Tony Bennett (96) and Lady Gaga (36), “Cheek to Cheek” (2014) and “Love for Sale” (2021)
These two have set the standard for May-December duets in recent years, releasing two full albums of covers that include beloved songs like “Anything Goes,” “I Can’t Give You Anything but Love,” “It’s De-Lovely” and “I Get a Kick Out of You.” Highlights include their joyful rendition of “The Lady Is a Tramp,” which appeared on Bennett’s 2011 album Duets II and kicked off their work together.
Why it’s a good match: These two bring out the best in each other, and it shows. Lady Gaga electrifies jazz standards that Bennett’s fans love, and the crooner seems to get a kick out of belting out verses alongside her.
In their words: On The Late Show With Stephen Colbert, Lady Gaga spoke about recording “Love for Sale” after Bennett was diagnosed with Alzheimer’s. “When jazz begins, this man lights up in a way that is such magic,” she said.

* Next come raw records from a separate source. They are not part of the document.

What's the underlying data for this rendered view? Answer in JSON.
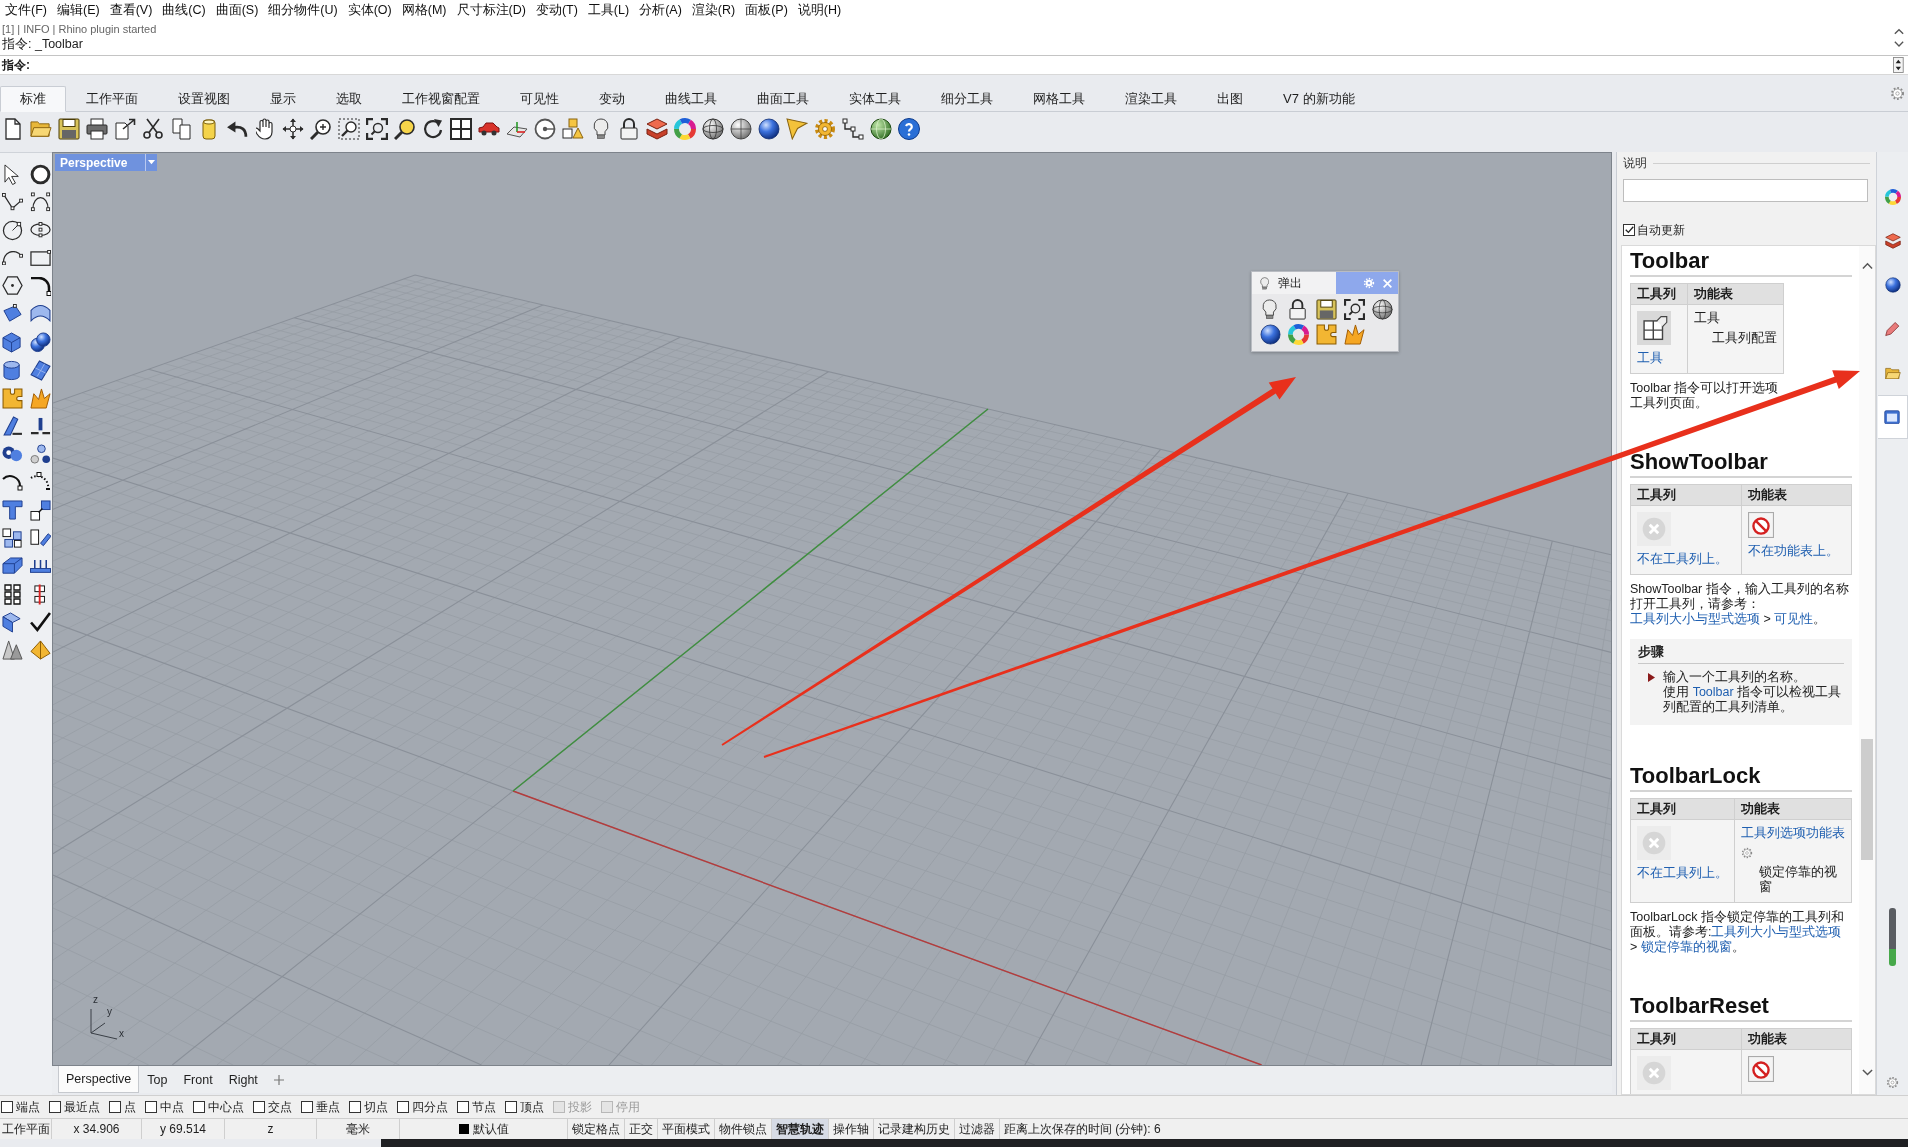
{
  "menu_bar": [
    "文件(F)",
    "编辑(E)",
    "查看(V)",
    "曲线(C)",
    "曲面(S)",
    "细分物件(U)",
    "实体(O)",
    "网格(M)",
    "尺寸标注(D)",
    "变动(T)",
    "工具(L)",
    "分析(A)",
    "渲染(R)",
    "面板(P)",
    "说明(H)"
  ],
  "command_history": [
    "[1] | INFO | Rhino plugin started",
    "指令: _Toolbar"
  ],
  "command_prompt": "指令:",
  "ribbon_tabs": [
    {
      "label": "标准",
      "selected": true
    },
    {
      "label": "工作平面",
      "selected": false
    },
    {
      "label": "设置视图",
      "selected": false
    },
    {
      "label": "显示",
      "selected": false
    },
    {
      "label": "选取",
      "selected": false
    },
    {
      "label": "工作视窗配置",
      "selected": false
    },
    {
      "label": "可见性",
      "selected": false
    },
    {
      "label": "变动",
      "selected": false
    },
    {
      "label": "曲线工具",
      "selected": false
    },
    {
      "label": "曲面工具",
      "selected": false
    },
    {
      "label": "实体工具",
      "selected": false
    },
    {
      "label": "细分工具",
      "selected": false
    },
    {
      "label": "网格工具",
      "selected": false
    },
    {
      "label": "渲染工具",
      "selected": false
    },
    {
      "label": "出图",
      "selected": false
    },
    {
      "label": "V7 的新功能",
      "selected": false
    }
  ],
  "viewport": {
    "title": "Perspective",
    "axis_labels": [
      "z",
      "y",
      "x"
    ],
    "popup": {
      "title": "弹出"
    }
  },
  "viewport_tabs": [
    {
      "label": "Perspective",
      "selected": true
    },
    {
      "label": "Top",
      "selected": false
    },
    {
      "label": "Front",
      "selected": false
    },
    {
      "label": "Right",
      "selected": false
    }
  ],
  "help_panel": {
    "title": "说明",
    "auto_update": {
      "label": "自动更新",
      "checked": true
    },
    "topics": [
      {
        "title": "Toolbar",
        "columns": [
          "工具列",
          "功能表"
        ],
        "toolbar_cell": {
          "kind": "button",
          "link": "工具"
        },
        "menu_cell": {
          "kind": "path",
          "item": {
            "label": "工具",
            "children": [
              {
                "label": "工具列配置"
              }
            ]
          }
        },
        "description": [
          {
            "kind": "text",
            "text": "Toolbar 指令可以打开选项"
          },
          {
            "kind": "covered"
          },
          {
            "kind": "text",
            "text": "工具列页面。"
          }
        ]
      },
      {
        "title": "ShowToolbar",
        "columns": [
          "工具列",
          "功能表"
        ],
        "toolbar_cell": {
          "kind": "none",
          "link": "不在工具列上。"
        },
        "menu_cell": {
          "kind": "none",
          "link": "不在功能表上。"
        },
        "description": [
          {
            "kind": "text",
            "text": "ShowToolbar 指令，输入工具列的名称打开工具列，请参考："
          },
          {
            "kind": "link",
            "text": "工具列大小与型式选项"
          },
          {
            "kind": "text",
            "text": " > "
          },
          {
            "kind": "link",
            "text": "可见性"
          },
          {
            "kind": "text",
            "text": "。"
          }
        ],
        "steps": {
          "title": "步骤",
          "items": [
            {
              "text": "输入一个工具列的名称。",
              "note": [
                {
                  "kind": "text",
                  "text": "使用 "
                },
                {
                  "kind": "link",
                  "text": "Toolbar"
                },
                {
                  "kind": "text",
                  "text": " 指令可以检视工具列配置的工具列清单。"
                }
              ]
            }
          ]
        }
      },
      {
        "title": "ToolbarLock",
        "columns": [
          "工具列",
          "功能表"
        ],
        "toolbar_cell": {
          "kind": "none",
          "link": "不在工具列上。"
        },
        "menu_cell": {
          "kind": "context",
          "link": "工具列选项功能表",
          "text": "锁定停靠的视窗"
        },
        "description": [
          {
            "kind": "text",
            "text": "ToolbarLock 指令锁定停靠的工具列和面板。请参考:"
          },
          {
            "kind": "link",
            "text": "工具列大小与型式选项"
          },
          {
            "kind": "text",
            "text": " > "
          },
          {
            "kind": "link",
            "text": "锁定停靠的视窗"
          },
          {
            "kind": "text",
            "text": "。"
          }
        ]
      },
      {
        "title": "ToolbarReset",
        "columns": [
          "工具列",
          "功能表"
        ],
        "toolbar_cell": {
          "kind": "none"
        },
        "menu_cell": {
          "kind": "none"
        }
      }
    ]
  },
  "side_tabs": [
    {
      "kind": "color",
      "selected": false
    },
    {
      "kind": "layers",
      "selected": false
    },
    {
      "kind": "material",
      "selected": false
    },
    {
      "kind": "brush",
      "selected": false
    },
    {
      "kind": "folder",
      "selected": false
    },
    {
      "kind": "help",
      "selected": true
    }
  ],
  "osnaps": [
    {
      "label": "端点",
      "checked": false,
      "disabled": false
    },
    {
      "label": "最近点",
      "checked": false,
      "disabled": false
    },
    {
      "label": "点",
      "checked": false,
      "disabled": false
    },
    {
      "label": "中点",
      "checked": false,
      "disabled": false
    },
    {
      "label": "中心点",
      "checked": false,
      "disabled": false
    },
    {
      "label": "交点",
      "checked": false,
      "disabled": false
    },
    {
      "label": "垂点",
      "checked": false,
      "disabled": false
    },
    {
      "label": "切点",
      "checked": false,
      "disabled": false
    },
    {
      "label": "四分点",
      "checked": false,
      "disabled": false
    },
    {
      "label": "节点",
      "checked": false,
      "disabled": false
    },
    {
      "label": "顶点",
      "checked": false,
      "disabled": false
    },
    {
      "label": "投影",
      "checked": false,
      "disabled": true
    },
    {
      "label": "停用",
      "checked": false,
      "disabled": true
    }
  ],
  "status_bar": {
    "cplane": "工作平面",
    "x": "x 34.906",
    "y": "y 69.514",
    "z": "z",
    "units": "毫米",
    "layer": "默认值",
    "toggles": [
      {
        "label": "锁定格点",
        "on": false
      },
      {
        "label": "正交",
        "on": false
      },
      {
        "label": "平面模式",
        "on": false
      },
      {
        "label": "物件锁点",
        "on": false
      },
      {
        "label": "智慧轨迹",
        "on": true
      },
      {
        "label": "操作轴",
        "on": false
      },
      {
        "label": "记录建构历史",
        "on": false
      },
      {
        "label": "过滤器",
        "on": false
      }
    ],
    "save_timer": "距离上次保存的时间 (分钟): 6"
  }
}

Metallica and Joseph Quinn (28), “Master of Puppets” (2022)
Season 4 of Netflix’s Stranger Things marked a second life for two ’80s hits: Kate Bush’s “Running Up That Hill” and Metallica’s “Master of Puppets,” originally released on the band’s 1986 eponymous album. On the show, character Eddie Munson performs the song during a pivotal moment. In real life, fans have gone wild for a behind-the-scenes video of actor Joseph Quinn jamming with Metallica and a TikTok video where the band “duets” with Eddie. The latter clip has been viewed more than 13 million times.
Why it’s a good match: Without spoiling anything, Eddie Munson’s “Master of Puppets” scene is one of the most exciting in the series. To see Metallica embrace it only elevates their appeal.
In their words: “It’s an incredible honor to be such a big part of Eddie’s journey and to once again be keeping company with all of the other amazing artists featured in the show,” Metallica posted on Instagram.
Whitney Matheson is a contributing writer who covers popular culture. The founder of USA Today’s prizewinning Pop Candy blog, she has contributed to Slate, The Hollywood Reporter and ET Online, and wrote the children’s book We Make Comics.